Between 1965 and 1978 Austrian State Railways ÖBB received 29 samples of eletric passenger train 4010. The four traction motors developed 2480 kW and reached a maximum speed of 150 km/h. In 1990 the trains received automatic doors instead of the old pneumatic ones.

Air Horn selection:


F2 - Horn high (3 different air horns with CV163 = 0, 1 or 2 selectable)

F3 - Horn low (3 different air horns with CV162 = 0, 1 or 2 selectable)



Engineer/driver mode:


F4 - Pantograph up / down (only more…

BR03.10 DB Neubaukessel N XL L M4

In the early days of the Deutsche Bundesbahn DB, the 03.10, which had been freed from the streamlining, were heavily used in express train service, which revealed the boiler's weaknesses. In order to remedy these deficiencies, the DB equipped a total of 25 units with new replacement boilers from 1957, which had proven themselves in the 41 series. With an output of 1870 hp and a top speed of 140 km/h, the locomotives from Hagen mainly pulled express trains. Since the locomotives were very more…

18 201 N XL L M4

In the 1950s Deutsche Reichsbahn DR of GDR needed a high-speed locomotive to test new passenger cars.
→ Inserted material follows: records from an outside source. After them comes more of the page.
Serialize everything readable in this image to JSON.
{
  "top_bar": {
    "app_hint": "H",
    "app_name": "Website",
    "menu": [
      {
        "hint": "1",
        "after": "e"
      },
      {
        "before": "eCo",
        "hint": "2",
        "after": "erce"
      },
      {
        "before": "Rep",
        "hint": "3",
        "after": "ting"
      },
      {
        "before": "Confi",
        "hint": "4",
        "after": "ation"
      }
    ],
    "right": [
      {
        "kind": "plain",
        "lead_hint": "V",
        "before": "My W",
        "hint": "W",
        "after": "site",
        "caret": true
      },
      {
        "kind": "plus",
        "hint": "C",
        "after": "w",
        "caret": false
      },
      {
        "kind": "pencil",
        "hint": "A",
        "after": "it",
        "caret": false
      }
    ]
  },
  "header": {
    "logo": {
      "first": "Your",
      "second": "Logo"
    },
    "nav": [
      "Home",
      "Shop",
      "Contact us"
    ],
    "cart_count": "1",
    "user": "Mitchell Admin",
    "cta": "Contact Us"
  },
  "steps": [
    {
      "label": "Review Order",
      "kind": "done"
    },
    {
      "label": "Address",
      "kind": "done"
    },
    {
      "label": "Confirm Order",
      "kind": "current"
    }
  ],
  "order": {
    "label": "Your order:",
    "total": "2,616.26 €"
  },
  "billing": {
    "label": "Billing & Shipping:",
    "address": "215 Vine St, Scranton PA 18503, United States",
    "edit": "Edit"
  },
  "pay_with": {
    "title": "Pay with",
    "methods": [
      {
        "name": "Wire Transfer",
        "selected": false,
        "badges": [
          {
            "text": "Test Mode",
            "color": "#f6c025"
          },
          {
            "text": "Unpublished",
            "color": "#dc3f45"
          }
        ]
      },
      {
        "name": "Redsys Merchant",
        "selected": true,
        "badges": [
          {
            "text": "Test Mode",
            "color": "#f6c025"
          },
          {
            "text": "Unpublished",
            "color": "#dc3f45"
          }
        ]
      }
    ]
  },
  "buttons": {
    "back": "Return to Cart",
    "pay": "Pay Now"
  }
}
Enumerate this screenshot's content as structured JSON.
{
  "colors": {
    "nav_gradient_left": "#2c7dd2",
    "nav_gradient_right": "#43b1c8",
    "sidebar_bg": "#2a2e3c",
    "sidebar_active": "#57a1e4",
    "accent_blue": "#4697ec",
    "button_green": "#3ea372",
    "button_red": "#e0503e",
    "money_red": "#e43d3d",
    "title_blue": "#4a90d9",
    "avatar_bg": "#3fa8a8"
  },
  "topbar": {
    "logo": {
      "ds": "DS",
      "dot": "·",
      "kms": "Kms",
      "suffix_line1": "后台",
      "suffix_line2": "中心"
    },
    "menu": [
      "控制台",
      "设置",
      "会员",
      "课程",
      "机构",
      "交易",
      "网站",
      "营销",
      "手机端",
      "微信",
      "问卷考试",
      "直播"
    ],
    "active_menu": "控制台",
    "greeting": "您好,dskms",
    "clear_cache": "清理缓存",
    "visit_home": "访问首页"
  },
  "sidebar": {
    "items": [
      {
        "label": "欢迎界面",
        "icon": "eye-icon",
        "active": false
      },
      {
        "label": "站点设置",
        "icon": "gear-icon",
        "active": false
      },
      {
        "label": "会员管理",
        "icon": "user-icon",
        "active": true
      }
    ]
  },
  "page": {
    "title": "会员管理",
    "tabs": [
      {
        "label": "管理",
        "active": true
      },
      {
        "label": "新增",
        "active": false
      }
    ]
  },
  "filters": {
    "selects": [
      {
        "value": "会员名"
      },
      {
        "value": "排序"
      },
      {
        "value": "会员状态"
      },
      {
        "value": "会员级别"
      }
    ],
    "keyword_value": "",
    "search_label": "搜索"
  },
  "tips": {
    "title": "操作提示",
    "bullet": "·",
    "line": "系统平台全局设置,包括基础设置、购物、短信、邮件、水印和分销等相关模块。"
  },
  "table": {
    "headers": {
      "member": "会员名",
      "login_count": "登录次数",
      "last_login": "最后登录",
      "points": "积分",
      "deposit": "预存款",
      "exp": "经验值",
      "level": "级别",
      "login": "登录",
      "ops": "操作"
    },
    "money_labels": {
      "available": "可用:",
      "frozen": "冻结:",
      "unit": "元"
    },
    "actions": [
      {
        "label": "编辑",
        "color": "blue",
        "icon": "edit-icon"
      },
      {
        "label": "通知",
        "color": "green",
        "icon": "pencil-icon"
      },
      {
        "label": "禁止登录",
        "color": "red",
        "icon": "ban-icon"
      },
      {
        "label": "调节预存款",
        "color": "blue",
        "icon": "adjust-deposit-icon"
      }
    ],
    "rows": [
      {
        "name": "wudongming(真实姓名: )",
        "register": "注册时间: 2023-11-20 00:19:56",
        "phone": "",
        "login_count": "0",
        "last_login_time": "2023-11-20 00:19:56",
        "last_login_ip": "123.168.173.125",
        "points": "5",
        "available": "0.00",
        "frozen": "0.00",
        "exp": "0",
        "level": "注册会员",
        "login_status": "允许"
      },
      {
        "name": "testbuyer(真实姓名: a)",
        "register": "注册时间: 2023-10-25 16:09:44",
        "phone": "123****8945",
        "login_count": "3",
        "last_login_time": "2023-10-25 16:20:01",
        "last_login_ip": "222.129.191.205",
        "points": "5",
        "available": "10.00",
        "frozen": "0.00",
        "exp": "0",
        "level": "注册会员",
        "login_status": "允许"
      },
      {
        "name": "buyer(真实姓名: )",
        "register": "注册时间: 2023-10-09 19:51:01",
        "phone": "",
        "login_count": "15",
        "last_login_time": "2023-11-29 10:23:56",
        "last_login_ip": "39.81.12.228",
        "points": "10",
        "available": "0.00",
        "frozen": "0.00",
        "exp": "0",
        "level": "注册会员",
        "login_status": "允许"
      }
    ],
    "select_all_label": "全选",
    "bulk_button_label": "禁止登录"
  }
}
The testing department of DR developed the 18 201 out of tank loco 61 002, a new boiler (out of “Reko” re-design programme) and the cylinders of a test loco. The loco develops 1590 HP and reaches a maximum speed of 176 km/h. 18 201 is the fastest operable steam locomotive in the world.

DSB MY (II) N XL L M4

After the Second World War, various European locomotive manufacturers began developing diesel-electric locomotives, which began to displace steam traction in the USA. In Sweden, Nydqvist and Holm AB (NoHAB) acquired the license to manufacture diesel locomotives for the Electro-Motive Division (EMD) in 1949. The Americans owned an export version of the F-series, which had a driver's cab at both ends. For the lighter superstructure in Europe, locos were equipped qith six instead of four axles. more…

DSB MX (II) N XL L M4


After the Second World War, various European locomotive manufacturers began developing diesel-electric locomotives, which began to displace steam traction in the USA. In Sweden, Nydqvist and Holm AB (NoHAB) acquired the license to manufacture diesel locomotives for the Electro-Motive Division (EMD) in 1949. The Americans owned an export version of the F-series, which had a driver's cab at both ends. For the lighter superstructure in Europe, locos were equipped qith six instead of four axles. more…